| Exercise |
List, from the lines below, each one with "Default" in it.

| Task input |
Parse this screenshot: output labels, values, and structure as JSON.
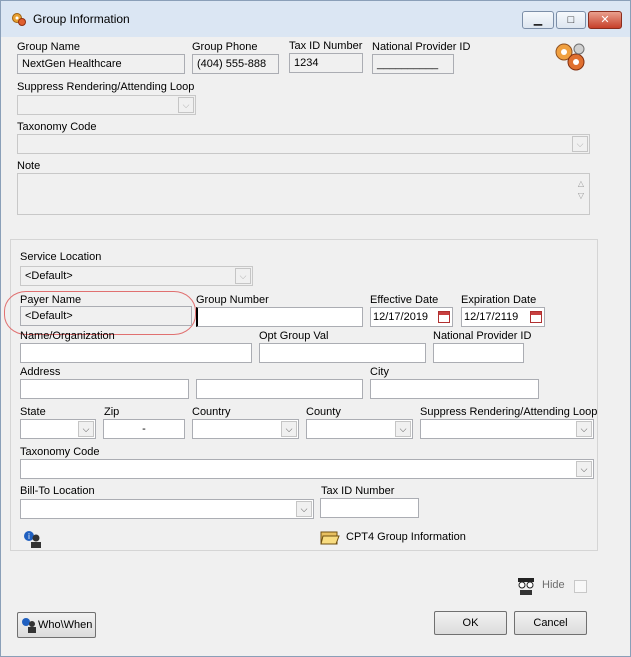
{
  "window": {
    "title": "Group Information"
  },
  "group": {
    "name_label": "Group Name",
    "name_value": "NextGen Healthcare",
    "phone_label": "Group Phone",
    "phone_value": "(404) 555-888",
    "taxid_label": "Tax ID Number",
    "taxid_value": "1234",
    "npi_label": "National Provider ID",
    "npi_value": "__________",
    "suppress_label": "Suppress Rendering/Attending Loop",
    "taxonomy_label": "Taxonomy Code",
    "note_label": "Note"
  },
  "payer": {
    "service_location_label": "Service Location",
    "service_location_value": "<Default>",
    "payer_name_label": "Payer Name",
    "payer_name_value": "<Default>",
    "group_number_label": "Group Number",
    "effective_date_label": "Effective Date",
    "effective_date_value": "12/17/2019",
    "expiration_date_label": "Expiration Date",
    "expiration_date_value": "12/17/2119",
    "name_org_label": "Name/Organization",
    "opt_group_label": "Opt Group Val",
    "npi_label": "National Provider ID",
    "address_label": "Address",
    "city_label": "City",
    "state_label": "State",
    "zip_label": "Zip",
    "zip_value": "-",
    "country_label": "Country",
    "county_label": "County",
    "suppress_label": "Suppress Rendering/Attending Loop",
    "taxonomy_label": "Taxonomy Code",
    "bill_to_label": "Bill-To Location",
    "taxid_label": "Tax ID Number",
    "cpt4_label": "CPT4 Group Information"
  },
  "footer": {
    "hide_label": "Hide",
    "who_when_label": "Who\\When",
    "ok_label": "OK",
    "cancel_label": "Cancel"
  },
  "colors": {
    "titlebar": "#dbe6f3",
    "close_button": "#c7402a",
    "highlight": "#e07070"
  }
}
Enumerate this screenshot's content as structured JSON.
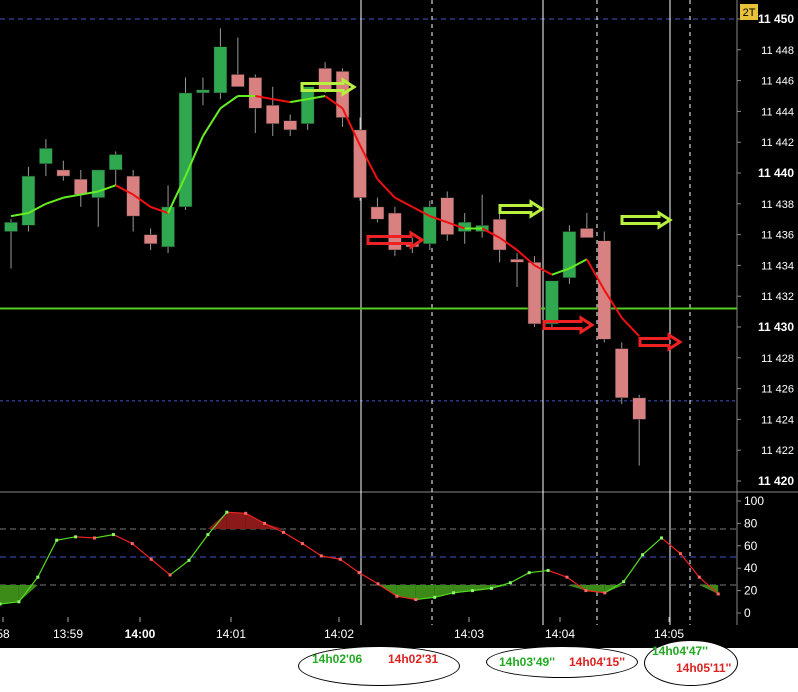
{
  "colors": {
    "background": "#000000",
    "bull": "#2fa84f",
    "bear": "#d98080",
    "sma_up": "#66ee22",
    "sma_down": "#ee1111",
    "hline": "#55cc22",
    "price_text": "#ffffff",
    "arrow_green": "#b8f040",
    "arrow_red": "#ee2222",
    "annotation_green": "#22aa22",
    "annotation_red": "#dd2222"
  },
  "badge": "2T",
  "chart_data": [
    {
      "type": "candlestick",
      "title": "",
      "ylim": [
        11419,
        11451
      ],
      "yticks": [
        {
          "value": 11450,
          "label": "11 450",
          "bold": true
        },
        {
          "value": 11448,
          "label": "11 448",
          "bold": false
        },
        {
          "value": 11446,
          "label": "11 446",
          "bold": false
        },
        {
          "value": 11444,
          "label": "11 444",
          "bold": false
        },
        {
          "value": 11442,
          "label": "11 442",
          "bold": false
        },
        {
          "value": 11440,
          "label": "11 440",
          "bold": true
        },
        {
          "value": 11438,
          "label": "11 438",
          "bold": false
        },
        {
          "value": 11436,
          "label": "11 436",
          "bold": false
        },
        {
          "value": 11434,
          "label": "11 434",
          "bold": false
        },
        {
          "value": 11432,
          "label": "11 432",
          "bold": false
        },
        {
          "value": 11430,
          "label": "11 430",
          "bold": true
        },
        {
          "value": 11428,
          "label": "11 428",
          "bold": false
        },
        {
          "value": 11426,
          "label": "11 426",
          "bold": false
        },
        {
          "value": 11424,
          "label": "11 424",
          "bold": false
        },
        {
          "value": 11422,
          "label": "11 422",
          "bold": false
        },
        {
          "value": 11420,
          "label": "11 420",
          "bold": true
        }
      ],
      "candles": [
        {
          "o": 11436.2,
          "h": 11437,
          "l": 11433.8,
          "c": 11436.8
        },
        {
          "o": 11436.6,
          "h": 11440.4,
          "l": 11436.2,
          "c": 11439.8
        },
        {
          "o": 11440.6,
          "h": 11442.2,
          "l": 11439.8,
          "c": 11441.6
        },
        {
          "o": 11440.2,
          "h": 11440.8,
          "l": 11439.5,
          "c": 11439.8
        },
        {
          "o": 11439.6,
          "h": 11440.2,
          "l": 11437.8,
          "c": 11438.6
        },
        {
          "o": 11438.4,
          "h": 11439.8,
          "l": 11436.5,
          "c": 11440.2
        },
        {
          "o": 11440.2,
          "h": 11441.4,
          "l": 11439.2,
          "c": 11441.2
        },
        {
          "o": 11439.8,
          "h": 11440.2,
          "l": 11436.2,
          "c": 11437.2
        },
        {
          "o": 11436,
          "h": 11436.4,
          "l": 11435,
          "c": 11435.4
        },
        {
          "o": 11435.2,
          "h": 11439.2,
          "l": 11434.8,
          "c": 11437.8
        },
        {
          "o": 11437.8,
          "h": 11446.2,
          "l": 11437.6,
          "c": 11445.2
        },
        {
          "o": 11445.2,
          "h": 11446.2,
          "l": 11444.4,
          "c": 11445.4
        },
        {
          "o": 11445.2,
          "h": 11449.4,
          "l": 11444.8,
          "c": 11448.2
        },
        {
          "o": 11446.4,
          "h": 11448.8,
          "l": 11446.2,
          "c": 11445.6
        },
        {
          "o": 11446.2,
          "h": 11446.4,
          "l": 11442.6,
          "c": 11444.2
        },
        {
          "o": 11444.4,
          "h": 11445.6,
          "l": 11442.4,
          "c": 11443.2
        },
        {
          "o": 11443.4,
          "h": 11443.8,
          "l": 11442.4,
          "c": 11442.8
        },
        {
          "o": 11443.2,
          "h": 11445.2,
          "l": 11442.8,
          "c": 11445.6
        },
        {
          "o": 11446.8,
          "h": 11447.2,
          "l": 11445.2,
          "c": 11445.4
        },
        {
          "o": 11446.6,
          "h": 11446.8,
          "l": 11443,
          "c": 11443.6
        },
        {
          "o": 11442.8,
          "h": 11443.6,
          "l": 11438.2,
          "c": 11438.4
        },
        {
          "o": 11437.8,
          "h": 11438.4,
          "l": 11436.8,
          "c": 11437
        },
        {
          "o": 11437.4,
          "h": 11437.8,
          "l": 11434.6,
          "c": 11435
        },
        {
          "o": 11435.4,
          "h": 11435.8,
          "l": 11434.8,
          "c": 11435.2
        },
        {
          "o": 11435.4,
          "h": 11438.2,
          "l": 11435,
          "c": 11437.8
        },
        {
          "o": 11438.4,
          "h": 11438.8,
          "l": 11435.6,
          "c": 11436
        },
        {
          "o": 11436.2,
          "h": 11437.4,
          "l": 11435.4,
          "c": 11436.8
        },
        {
          "o": 11436.2,
          "h": 11438.6,
          "l": 11435.8,
          "c": 11436.6
        },
        {
          "o": 11437,
          "h": 11437.6,
          "l": 11434.2,
          "c": 11435
        },
        {
          "o": 11434.4,
          "h": 11434.8,
          "l": 11432.6,
          "c": 11434.2
        },
        {
          "o": 11434.2,
          "h": 11434.6,
          "l": 11430,
          "c": 11430.2
        },
        {
          "o": 11430.2,
          "h": 11433,
          "l": 11430,
          "c": 11433
        },
        {
          "o": 11433.2,
          "h": 11436.6,
          "l": 11432.8,
          "c": 11436.2
        },
        {
          "o": 11436.4,
          "h": 11437.4,
          "l": 11435.8,
          "c": 11435.8
        },
        {
          "o": 11435.6,
          "h": 11436.2,
          "l": 11429,
          "c": 11429.2
        },
        {
          "o": 11428.6,
          "h": 11429,
          "l": 11425,
          "c": 11425.4
        },
        {
          "o": 11425.4,
          "h": 11425.6,
          "l": 11421,
          "c": 11424
        }
      ],
      "sma": [
        11437.2,
        11437.4,
        11438,
        11438.4,
        11438.6,
        11438.8,
        11439.2,
        11438.6,
        11437.8,
        11437.4,
        11439.8,
        11442.4,
        11444.2,
        11445,
        11445,
        11444.8,
        11444.6,
        11444.8,
        11445,
        11444.2,
        11441.8,
        11439.6,
        11438.4,
        11437.8,
        11437.2,
        11436.8,
        11436.4,
        11436.4,
        11435.8,
        11435,
        11434,
        11433.4,
        11433.8,
        11434.4,
        11432.4,
        11430.6,
        11429.4
      ],
      "hline": 11431.2,
      "dashed_level": 11425.2
    },
    {
      "type": "line",
      "title": "",
      "ylim": [
        -2,
        103
      ],
      "yticks": [
        100,
        80,
        60,
        40,
        20,
        0
      ],
      "dashed_levels": [
        75,
        50,
        25
      ],
      "values": [
        8,
        10,
        32,
        65,
        68,
        67,
        70,
        62,
        48,
        34,
        47,
        70,
        90,
        89,
        80,
        72,
        62,
        51,
        48,
        36,
        26,
        15,
        12,
        14,
        18,
        20,
        22,
        27,
        36,
        38,
        32,
        20,
        18,
        28,
        52,
        67,
        53,
        32,
        17
      ],
      "xticks": [
        {
          "label": "58",
          "bold": false
        },
        {
          "label": "13:59",
          "bold": false
        },
        {
          "label": "14:00",
          "bold": true
        },
        {
          "label": "14:01",
          "bold": false
        },
        {
          "label": "14:02",
          "bold": false
        },
        {
          "label": "14:03",
          "bold": false
        },
        {
          "label": "14:04",
          "bold": false
        },
        {
          "label": "14:05",
          "bold": false
        }
      ]
    }
  ],
  "annotations": {
    "group1": {
      "green": "14h02'06",
      "red": "14h02'31"
    },
    "group2": {
      "green": "14h03'49''",
      "red": "14h04'15''"
    },
    "group3": {
      "green": "14h04'47''",
      "red": "14h05'11''"
    }
  }
}
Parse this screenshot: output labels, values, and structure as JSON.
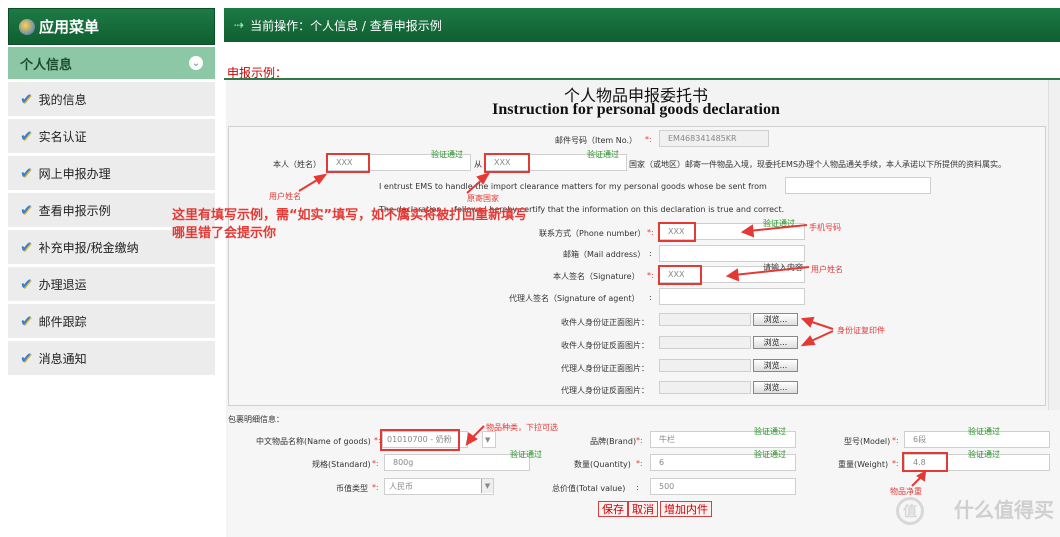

| Solution below |
    "service_location_value": "<Default>",
    "payer_name_value": "<Default>",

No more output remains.